### Required work
Your result should be the lines holding the word "true", copied from the entries below.

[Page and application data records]
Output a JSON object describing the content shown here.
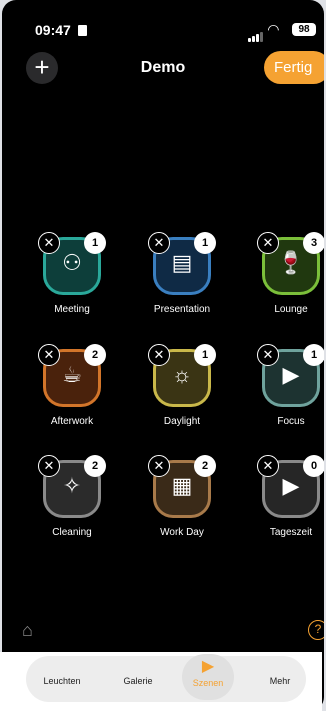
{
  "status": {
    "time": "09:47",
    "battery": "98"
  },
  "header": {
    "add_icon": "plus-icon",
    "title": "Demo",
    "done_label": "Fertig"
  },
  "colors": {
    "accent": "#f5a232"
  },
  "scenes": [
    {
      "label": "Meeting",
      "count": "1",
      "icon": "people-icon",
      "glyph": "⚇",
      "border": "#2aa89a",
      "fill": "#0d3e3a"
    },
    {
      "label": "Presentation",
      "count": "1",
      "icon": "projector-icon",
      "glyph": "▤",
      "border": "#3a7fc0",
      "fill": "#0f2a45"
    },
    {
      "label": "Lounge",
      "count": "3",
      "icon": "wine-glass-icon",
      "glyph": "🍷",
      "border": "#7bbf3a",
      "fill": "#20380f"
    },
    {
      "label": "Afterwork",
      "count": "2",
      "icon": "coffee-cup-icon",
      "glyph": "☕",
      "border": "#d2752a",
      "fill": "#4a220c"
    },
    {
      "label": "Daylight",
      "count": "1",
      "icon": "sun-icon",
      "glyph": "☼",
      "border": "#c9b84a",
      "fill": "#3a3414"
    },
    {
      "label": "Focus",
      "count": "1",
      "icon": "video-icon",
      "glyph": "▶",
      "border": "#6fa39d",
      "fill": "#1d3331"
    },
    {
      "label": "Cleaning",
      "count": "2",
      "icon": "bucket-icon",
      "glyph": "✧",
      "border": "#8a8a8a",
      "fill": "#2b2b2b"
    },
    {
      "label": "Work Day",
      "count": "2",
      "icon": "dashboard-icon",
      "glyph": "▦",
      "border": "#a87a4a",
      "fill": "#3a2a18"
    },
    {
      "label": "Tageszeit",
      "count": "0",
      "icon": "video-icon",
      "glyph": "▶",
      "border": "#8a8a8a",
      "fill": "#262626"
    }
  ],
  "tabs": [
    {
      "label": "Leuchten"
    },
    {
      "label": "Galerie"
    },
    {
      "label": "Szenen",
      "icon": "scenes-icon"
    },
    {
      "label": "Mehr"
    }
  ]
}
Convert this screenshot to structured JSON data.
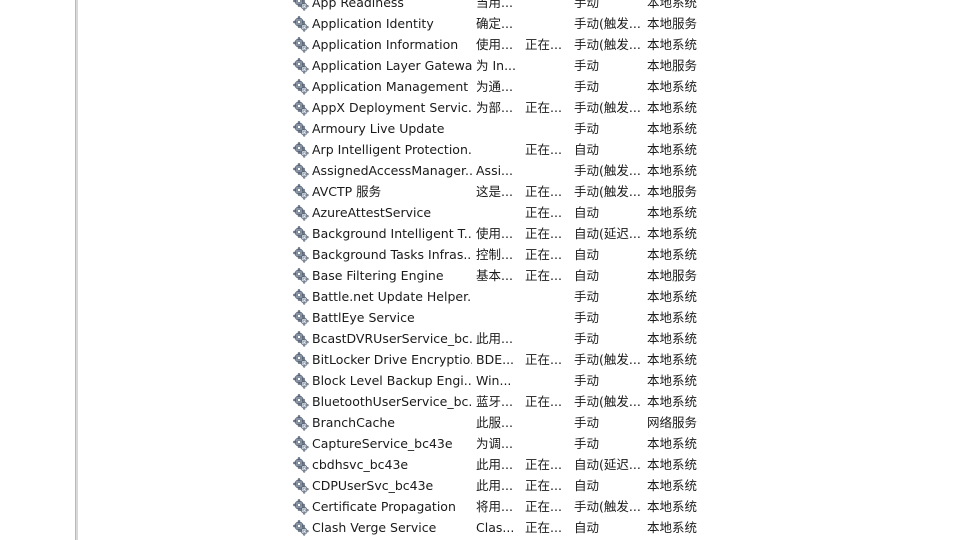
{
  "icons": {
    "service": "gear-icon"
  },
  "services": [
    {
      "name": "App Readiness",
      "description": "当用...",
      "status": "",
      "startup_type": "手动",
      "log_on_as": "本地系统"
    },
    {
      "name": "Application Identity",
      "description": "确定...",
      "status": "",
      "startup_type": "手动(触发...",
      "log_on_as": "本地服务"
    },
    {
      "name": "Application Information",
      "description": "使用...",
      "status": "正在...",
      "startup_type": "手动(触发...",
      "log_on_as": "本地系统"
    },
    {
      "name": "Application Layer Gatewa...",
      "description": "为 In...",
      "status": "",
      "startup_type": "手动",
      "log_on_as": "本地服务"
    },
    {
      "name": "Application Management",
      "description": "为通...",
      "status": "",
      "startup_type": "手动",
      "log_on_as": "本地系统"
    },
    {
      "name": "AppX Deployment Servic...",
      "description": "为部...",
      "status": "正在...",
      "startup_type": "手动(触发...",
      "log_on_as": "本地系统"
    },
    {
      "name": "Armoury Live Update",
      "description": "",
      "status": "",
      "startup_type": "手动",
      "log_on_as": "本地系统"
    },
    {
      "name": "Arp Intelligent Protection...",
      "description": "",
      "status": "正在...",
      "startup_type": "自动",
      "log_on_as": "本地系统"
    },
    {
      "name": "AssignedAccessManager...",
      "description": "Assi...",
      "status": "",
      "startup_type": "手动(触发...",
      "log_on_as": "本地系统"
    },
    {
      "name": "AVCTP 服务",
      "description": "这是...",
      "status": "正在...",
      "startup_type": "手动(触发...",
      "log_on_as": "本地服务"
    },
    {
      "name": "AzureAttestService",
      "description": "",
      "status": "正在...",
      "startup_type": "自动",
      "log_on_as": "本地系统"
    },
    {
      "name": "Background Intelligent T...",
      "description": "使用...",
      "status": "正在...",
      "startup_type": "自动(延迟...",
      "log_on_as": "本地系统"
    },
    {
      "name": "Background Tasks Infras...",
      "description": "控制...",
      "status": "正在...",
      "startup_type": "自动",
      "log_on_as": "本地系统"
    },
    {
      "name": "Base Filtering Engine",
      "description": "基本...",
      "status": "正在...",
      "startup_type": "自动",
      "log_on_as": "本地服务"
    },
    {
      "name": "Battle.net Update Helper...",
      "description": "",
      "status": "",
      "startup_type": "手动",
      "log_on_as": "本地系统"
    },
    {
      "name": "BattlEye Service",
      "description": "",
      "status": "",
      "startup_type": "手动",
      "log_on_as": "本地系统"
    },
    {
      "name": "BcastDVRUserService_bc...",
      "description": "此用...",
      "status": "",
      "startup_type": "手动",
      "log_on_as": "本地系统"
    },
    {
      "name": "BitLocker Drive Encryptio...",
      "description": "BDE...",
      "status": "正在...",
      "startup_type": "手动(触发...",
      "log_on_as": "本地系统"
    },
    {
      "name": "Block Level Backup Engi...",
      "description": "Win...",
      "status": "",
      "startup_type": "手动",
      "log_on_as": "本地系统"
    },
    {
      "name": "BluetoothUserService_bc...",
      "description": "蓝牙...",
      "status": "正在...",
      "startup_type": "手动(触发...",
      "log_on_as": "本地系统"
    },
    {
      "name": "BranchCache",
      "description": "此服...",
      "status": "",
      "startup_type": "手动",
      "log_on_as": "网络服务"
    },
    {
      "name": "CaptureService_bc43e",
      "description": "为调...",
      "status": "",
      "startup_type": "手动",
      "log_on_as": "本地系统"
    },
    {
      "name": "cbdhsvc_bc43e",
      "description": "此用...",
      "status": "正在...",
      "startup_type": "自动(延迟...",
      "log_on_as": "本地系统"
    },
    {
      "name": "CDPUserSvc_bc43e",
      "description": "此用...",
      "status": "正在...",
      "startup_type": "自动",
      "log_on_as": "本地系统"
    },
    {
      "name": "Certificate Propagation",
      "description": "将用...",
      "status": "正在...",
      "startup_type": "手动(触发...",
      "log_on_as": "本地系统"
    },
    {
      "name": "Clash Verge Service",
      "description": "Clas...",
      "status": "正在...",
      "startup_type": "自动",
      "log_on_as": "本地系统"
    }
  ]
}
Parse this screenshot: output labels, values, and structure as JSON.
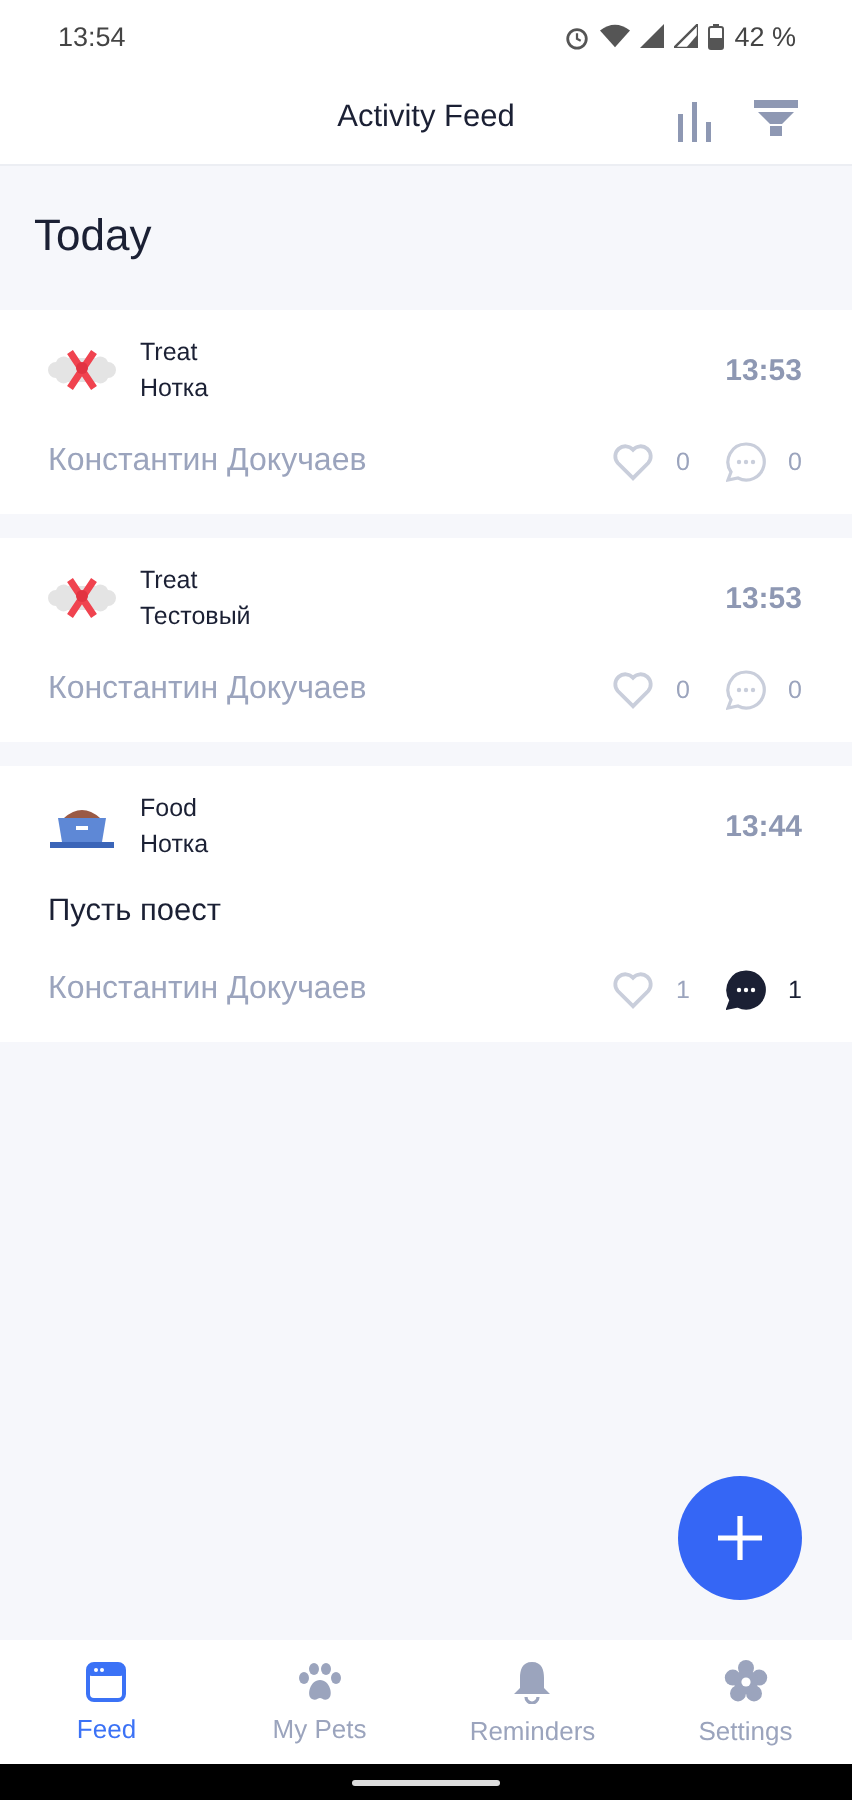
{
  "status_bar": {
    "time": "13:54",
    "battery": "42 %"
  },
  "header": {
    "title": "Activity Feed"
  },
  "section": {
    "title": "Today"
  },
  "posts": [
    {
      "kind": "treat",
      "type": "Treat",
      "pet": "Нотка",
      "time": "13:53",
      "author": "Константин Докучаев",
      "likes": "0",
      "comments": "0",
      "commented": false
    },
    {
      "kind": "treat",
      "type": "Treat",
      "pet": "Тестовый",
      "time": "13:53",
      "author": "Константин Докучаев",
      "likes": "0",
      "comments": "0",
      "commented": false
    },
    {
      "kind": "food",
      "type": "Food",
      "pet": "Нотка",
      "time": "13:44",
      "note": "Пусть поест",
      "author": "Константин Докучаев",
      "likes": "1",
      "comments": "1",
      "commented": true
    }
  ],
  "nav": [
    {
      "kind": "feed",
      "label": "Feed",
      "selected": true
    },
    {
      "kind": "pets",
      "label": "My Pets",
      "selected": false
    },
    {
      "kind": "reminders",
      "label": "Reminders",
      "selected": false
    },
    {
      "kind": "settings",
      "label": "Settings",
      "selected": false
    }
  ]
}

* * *

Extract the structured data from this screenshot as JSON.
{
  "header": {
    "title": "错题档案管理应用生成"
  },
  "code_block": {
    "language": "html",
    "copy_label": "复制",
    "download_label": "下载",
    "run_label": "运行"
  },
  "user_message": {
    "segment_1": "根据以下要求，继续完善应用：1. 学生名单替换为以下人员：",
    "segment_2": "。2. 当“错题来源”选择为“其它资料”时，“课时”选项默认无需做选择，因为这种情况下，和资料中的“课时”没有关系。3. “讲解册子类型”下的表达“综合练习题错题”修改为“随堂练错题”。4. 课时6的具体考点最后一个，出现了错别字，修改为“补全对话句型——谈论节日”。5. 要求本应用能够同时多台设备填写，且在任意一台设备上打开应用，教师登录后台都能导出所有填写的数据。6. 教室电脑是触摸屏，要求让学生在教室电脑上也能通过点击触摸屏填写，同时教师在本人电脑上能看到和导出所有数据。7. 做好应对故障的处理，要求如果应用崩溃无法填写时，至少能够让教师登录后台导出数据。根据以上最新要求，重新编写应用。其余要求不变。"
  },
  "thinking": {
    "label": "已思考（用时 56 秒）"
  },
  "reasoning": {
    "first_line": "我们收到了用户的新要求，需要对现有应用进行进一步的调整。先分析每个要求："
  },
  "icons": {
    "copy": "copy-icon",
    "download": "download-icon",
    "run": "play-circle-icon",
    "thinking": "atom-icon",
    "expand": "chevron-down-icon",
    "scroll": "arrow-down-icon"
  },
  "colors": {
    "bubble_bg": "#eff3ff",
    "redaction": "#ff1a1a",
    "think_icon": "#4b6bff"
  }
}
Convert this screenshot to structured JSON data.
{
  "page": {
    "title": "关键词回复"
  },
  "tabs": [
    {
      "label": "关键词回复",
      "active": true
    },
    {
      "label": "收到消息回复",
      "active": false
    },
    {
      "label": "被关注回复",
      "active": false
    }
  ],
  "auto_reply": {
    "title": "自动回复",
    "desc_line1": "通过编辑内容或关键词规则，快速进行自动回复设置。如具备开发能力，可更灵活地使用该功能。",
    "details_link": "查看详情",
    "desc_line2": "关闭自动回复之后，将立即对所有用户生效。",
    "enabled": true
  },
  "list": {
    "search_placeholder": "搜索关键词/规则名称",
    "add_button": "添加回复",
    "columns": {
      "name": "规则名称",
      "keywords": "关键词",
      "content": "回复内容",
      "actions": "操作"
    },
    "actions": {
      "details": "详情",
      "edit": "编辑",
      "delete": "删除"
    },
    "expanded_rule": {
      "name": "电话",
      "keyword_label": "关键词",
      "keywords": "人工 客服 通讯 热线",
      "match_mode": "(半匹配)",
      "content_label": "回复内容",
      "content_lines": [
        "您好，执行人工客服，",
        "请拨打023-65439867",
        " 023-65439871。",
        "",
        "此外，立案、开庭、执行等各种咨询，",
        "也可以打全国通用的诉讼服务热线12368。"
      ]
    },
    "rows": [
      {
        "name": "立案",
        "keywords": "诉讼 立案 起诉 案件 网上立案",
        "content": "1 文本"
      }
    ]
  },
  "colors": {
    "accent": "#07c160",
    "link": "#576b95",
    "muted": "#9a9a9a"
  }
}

### Answer space
      "commented": true
      "selected": true
      "active": true
    "enabled": true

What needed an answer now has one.